Unit 35: Necessity
Dudley & Stephens (CP)
A necessity (or “choice of evils”) defense arises when an individual must choose between committing a lesser harm or allowing a greater harm to occur. A classic example of necessity is preemptively burning down a house in order to prevent a wildfire from spreading.
Necessity is a “defense of last resort;” it justifies otherwise illegal conduct based on principles of justice, utility, or common sense.
Some jurisdictions limit necessity to circumstances arising from a “non-human condition” (like a natural disaster), while disallowing it in man-made cases (such as a runaway truck). Some jurisdictions have also limited the availability of necessity to cases involving the protection of persons or property.
Although most jurisdictions do not precisely define necessity, it is generally recognized if the following six conditions are met:
1) There must be a clear and imminent danger.
2) The actor must believe that his conduct will effectively diminish the danger, and this belief must be reasonable.
3) There must not be an effective legal recourse.
4) The harm the defendant reasonably foresees causing must be of a lesser degree than the harm the defendant seeks to avoid. The defendant’s analysis and choice need not be objectively correct, as long as they are rational and correct based on what the defendant knew and could reasonably foresee. For example, with the wildfire hypothetical above, suppose the house that the defendant burned down was actually occupied by several people. If the defendant had no reasonable way of knowing that the house was occupied, then the fact that those individuals died would not be considered in the analysis.
5) The legislature must not have already weighed the competing values and decided contrary to the defendant.

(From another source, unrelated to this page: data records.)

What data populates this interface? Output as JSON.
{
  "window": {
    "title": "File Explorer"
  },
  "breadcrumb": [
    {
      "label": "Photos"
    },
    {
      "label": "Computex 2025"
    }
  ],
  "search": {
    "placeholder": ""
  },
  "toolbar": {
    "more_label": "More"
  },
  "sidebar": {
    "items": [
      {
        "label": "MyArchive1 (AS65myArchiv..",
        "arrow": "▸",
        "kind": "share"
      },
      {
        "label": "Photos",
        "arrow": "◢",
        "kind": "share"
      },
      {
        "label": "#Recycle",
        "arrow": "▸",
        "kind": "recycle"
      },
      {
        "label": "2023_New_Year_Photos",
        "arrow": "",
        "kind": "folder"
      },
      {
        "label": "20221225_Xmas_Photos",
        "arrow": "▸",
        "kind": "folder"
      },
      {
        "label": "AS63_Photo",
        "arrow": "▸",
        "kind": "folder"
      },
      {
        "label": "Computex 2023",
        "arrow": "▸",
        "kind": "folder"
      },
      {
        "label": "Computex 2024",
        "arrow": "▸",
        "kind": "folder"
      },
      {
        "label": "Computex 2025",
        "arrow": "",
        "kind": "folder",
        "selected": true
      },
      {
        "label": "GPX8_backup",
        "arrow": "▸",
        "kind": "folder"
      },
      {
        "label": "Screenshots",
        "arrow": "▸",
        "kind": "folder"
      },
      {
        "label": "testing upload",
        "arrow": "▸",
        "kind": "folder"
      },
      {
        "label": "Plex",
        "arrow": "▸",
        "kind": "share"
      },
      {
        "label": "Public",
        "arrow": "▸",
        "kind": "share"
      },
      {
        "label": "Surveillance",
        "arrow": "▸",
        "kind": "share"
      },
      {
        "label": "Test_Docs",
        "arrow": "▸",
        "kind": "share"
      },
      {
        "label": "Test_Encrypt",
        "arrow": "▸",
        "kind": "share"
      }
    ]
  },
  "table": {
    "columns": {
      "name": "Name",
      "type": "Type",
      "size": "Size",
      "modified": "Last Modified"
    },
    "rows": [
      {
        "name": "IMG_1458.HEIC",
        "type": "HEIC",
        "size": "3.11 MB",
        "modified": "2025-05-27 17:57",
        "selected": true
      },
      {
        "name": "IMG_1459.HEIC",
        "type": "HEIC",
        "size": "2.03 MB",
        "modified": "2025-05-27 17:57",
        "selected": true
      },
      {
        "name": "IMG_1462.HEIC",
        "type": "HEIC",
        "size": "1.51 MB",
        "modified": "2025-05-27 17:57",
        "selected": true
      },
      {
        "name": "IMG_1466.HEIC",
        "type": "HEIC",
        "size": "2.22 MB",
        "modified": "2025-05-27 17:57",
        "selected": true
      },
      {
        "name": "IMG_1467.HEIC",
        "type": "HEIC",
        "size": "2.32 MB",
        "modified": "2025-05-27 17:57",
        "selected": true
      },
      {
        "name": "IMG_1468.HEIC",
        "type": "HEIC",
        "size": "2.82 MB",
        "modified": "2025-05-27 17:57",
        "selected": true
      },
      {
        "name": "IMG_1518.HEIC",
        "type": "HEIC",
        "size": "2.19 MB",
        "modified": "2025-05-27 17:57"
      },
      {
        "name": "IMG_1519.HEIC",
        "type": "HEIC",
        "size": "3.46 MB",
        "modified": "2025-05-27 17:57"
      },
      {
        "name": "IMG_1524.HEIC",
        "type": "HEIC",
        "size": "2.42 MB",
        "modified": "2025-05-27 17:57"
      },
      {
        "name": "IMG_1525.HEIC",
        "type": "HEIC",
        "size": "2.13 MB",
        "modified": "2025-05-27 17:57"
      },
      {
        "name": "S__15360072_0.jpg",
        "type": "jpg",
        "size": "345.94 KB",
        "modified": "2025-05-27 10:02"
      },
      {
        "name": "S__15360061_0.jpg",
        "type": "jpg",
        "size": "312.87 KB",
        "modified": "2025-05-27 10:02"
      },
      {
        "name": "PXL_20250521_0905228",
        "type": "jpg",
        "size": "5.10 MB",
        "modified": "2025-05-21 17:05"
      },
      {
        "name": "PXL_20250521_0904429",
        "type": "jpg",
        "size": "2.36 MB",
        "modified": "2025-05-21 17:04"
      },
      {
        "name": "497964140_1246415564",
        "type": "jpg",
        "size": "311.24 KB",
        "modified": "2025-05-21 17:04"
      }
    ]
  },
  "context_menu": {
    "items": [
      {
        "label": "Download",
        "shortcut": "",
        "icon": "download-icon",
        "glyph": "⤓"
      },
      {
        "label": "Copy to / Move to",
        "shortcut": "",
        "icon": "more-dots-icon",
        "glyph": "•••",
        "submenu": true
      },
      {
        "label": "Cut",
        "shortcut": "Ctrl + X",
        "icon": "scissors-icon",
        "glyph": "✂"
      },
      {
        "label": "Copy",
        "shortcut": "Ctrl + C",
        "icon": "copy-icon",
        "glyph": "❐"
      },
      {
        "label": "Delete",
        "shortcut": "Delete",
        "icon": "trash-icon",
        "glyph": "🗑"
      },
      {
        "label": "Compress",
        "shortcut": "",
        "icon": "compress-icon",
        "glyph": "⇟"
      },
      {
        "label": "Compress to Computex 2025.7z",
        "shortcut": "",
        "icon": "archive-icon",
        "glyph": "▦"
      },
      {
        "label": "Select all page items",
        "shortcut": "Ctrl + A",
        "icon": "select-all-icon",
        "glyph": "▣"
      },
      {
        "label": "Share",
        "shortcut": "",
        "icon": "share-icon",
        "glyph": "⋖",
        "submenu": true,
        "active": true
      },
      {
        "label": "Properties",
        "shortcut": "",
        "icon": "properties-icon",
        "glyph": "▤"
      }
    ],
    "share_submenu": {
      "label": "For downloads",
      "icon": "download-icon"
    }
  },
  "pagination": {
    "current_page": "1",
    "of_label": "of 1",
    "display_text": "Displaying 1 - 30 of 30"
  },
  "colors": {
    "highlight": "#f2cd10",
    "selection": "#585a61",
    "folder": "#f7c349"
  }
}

6) The defendant must not have substantially contributed to the initial threat, or come to the harm. In other words, a necessity defense is not available to someone who knowingly puts himself in danger without cause, and then must break the law in order to avoid the danger.
Civil disobedience is the public, non-violent performance of illegal conduct for the purpose of challenging law or government policies. Individuals who engage in civil disobedience typically refrain from physical violence against individuals or property, and some sources define civil disobedience in part by its non-violent nature. However, some argue that civil disobedience can be violent, so long as the violence is purposeful.
Civil disobedience can be direct (where the broken law and the challenged law are the same), and indirect (where the broken law and the challenged law are different). A necessity defense is unavailable in virtually all indirect civil disobedience cases. It is also unlikely to succeed in direct civil disobedience cases because some or all of the six conditions are not likely to be met. Some commentators have argued for a “political necessity” defense to be available in civil disobedience cases.
May a necessity defense be used in homicide case, when the killing of one (or several) innocent people results in sparing a greater number in individuals? At common law the answer is no, and some American courts have explicitly stated this. Consider Dudley and Stephens. Can the ruling in that case be applied to all necessity defenses in homicide cases?
Model Penal Code
The Model Penal Code recognizes a necessity defense if three requirements are met: first, the actor must believe his conduct to be necessary to avoid harm to himself or another. Second, the harm caused must be less than the harm the actor seeks to avoid. Finally, the legislature must not have plainly expressed an intent to exclude the actor’s conduct in the particular situation. This does away with the common law’s imminence requirement, and allows the defense in cases where the actor is responsible for the harm done. However, if the actor behaved recklessly or negligently in bringing about the initial harm, and is charged with recklessness or negligence, then the defense becomes unavailable. Finally, the MPC does not limit the necessity defense’s applicability; it can be used in cases involving non-natural disasters, as well as in homicide cases.
Questions for Review:
Q1. The above summary was written with the assumption that necessity is a justification, not an excuse. Do you agree with this assumption? Why or why not?
Q2. Do you think a necessity defense should be available in homicide cases? Explain your reasoning.
Q3. Assume for the sake of argument that the necessity defense had been successful in Dudley and Stephens. Should the defense in that case have been viewed as a justification or an excuse? Consider utilitarian and retributivist reasoning in your answer.
Q4. Should a necessity defense be available in cases of direct civil disobedience? What arguments support or challenge your view?
Q5. Karen is driving her car up a hill, when she notices up ahead that a truck driver has lost control of his vehicle and is careening down the hill at a breakneck speed. Although the truck is still a little ways off – about 40 seconds – the road is narrow and there isn’t anywhere safe except for a shoulder pullout. However, there’s only room for one car in the shoulder, and there is a parked car already there. The only way for Karen to move her car into the shoulder would be to push the parked car over the hill and down a slope. Karen decides fast, and drives into the shoulder, pushing the car over. Karen makes it out okay, but unfortunately Joel was taking a nap in the parked car, and suffered serious injuries from the car’s fall. Can Karen successfully argue a necessity defense for pushing Joel’s car over the hill? Assume that the jurisdiction allows a necessity defense in cases not involving natural disasters.